(Extracted data)

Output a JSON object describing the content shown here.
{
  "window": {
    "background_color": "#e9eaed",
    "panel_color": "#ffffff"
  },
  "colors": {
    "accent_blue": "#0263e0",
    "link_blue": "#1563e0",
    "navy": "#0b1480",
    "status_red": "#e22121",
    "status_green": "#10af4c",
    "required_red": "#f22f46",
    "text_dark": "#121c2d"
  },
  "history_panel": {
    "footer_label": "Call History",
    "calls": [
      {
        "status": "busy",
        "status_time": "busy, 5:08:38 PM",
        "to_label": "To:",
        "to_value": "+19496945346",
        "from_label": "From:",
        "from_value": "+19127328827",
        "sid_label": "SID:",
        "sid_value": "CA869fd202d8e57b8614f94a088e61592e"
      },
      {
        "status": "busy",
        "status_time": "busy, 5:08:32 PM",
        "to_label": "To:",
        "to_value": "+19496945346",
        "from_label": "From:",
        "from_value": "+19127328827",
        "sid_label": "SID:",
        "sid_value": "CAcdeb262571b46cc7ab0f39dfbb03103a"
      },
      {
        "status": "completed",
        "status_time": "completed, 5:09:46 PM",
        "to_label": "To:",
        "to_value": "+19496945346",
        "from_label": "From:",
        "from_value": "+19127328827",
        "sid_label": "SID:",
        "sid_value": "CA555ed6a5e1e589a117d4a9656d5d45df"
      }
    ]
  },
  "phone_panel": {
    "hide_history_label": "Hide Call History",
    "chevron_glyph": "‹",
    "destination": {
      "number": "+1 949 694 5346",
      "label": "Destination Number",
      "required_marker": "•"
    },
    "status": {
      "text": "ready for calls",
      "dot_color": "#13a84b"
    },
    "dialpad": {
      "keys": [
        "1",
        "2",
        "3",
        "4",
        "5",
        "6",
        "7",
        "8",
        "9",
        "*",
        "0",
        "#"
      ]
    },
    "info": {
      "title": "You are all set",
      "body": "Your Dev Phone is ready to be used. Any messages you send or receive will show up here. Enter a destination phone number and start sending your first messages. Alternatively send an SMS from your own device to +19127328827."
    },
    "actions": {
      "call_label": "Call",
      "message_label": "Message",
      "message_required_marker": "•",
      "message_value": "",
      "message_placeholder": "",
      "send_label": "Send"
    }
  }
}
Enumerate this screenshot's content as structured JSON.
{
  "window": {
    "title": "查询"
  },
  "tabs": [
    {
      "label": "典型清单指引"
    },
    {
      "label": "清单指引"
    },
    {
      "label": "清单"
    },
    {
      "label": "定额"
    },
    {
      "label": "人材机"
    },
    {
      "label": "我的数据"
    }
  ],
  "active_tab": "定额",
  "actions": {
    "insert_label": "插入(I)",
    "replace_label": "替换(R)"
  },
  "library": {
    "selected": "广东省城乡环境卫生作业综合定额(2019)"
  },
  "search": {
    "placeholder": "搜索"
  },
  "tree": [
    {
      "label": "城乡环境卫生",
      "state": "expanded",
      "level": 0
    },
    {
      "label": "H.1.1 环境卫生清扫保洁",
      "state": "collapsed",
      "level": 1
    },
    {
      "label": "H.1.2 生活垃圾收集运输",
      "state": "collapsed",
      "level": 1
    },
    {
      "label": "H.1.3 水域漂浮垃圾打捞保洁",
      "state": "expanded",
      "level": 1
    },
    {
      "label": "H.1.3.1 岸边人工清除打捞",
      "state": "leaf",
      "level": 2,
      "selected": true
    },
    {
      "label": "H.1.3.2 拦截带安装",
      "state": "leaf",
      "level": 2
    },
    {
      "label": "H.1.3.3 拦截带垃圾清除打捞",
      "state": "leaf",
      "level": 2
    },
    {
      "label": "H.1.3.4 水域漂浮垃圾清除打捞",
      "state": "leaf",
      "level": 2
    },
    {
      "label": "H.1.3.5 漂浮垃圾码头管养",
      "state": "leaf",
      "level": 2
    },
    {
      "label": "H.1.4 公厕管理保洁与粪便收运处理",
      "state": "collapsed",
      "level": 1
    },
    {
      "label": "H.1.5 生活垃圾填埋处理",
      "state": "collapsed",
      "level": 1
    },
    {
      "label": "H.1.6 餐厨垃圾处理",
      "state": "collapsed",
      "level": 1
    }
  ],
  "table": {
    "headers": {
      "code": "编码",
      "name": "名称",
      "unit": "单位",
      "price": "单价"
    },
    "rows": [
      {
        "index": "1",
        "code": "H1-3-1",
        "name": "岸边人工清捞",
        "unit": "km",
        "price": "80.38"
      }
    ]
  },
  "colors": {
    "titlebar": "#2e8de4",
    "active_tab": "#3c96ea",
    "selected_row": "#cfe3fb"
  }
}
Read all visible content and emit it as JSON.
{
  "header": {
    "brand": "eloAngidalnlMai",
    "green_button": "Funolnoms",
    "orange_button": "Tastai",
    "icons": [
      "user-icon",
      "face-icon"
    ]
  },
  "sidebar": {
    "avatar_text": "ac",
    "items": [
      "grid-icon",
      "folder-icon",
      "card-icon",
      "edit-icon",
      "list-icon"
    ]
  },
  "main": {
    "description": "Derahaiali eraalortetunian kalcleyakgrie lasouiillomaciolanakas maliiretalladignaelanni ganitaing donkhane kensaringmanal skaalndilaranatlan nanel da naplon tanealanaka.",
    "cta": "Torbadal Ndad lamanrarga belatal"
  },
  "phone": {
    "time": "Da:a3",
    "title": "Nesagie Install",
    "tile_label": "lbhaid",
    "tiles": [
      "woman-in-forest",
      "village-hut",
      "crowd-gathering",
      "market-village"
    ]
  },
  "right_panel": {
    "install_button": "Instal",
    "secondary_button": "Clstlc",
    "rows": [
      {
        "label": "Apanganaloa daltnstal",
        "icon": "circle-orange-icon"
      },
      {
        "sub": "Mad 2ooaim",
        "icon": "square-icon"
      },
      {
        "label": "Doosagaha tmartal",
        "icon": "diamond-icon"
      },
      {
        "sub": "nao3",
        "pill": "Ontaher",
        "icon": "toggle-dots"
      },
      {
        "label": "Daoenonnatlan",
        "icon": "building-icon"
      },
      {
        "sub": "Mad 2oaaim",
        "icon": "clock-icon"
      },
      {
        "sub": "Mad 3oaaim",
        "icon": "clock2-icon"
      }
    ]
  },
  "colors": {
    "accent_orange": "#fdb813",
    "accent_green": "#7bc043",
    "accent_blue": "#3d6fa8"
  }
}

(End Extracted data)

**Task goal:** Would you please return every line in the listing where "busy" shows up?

**Solved problem:**
        "status": "busy",
        "status_time": "busy, 5:08:38 PM",
        "status": "busy",
        "status_time": "busy, 5:08:32 PM",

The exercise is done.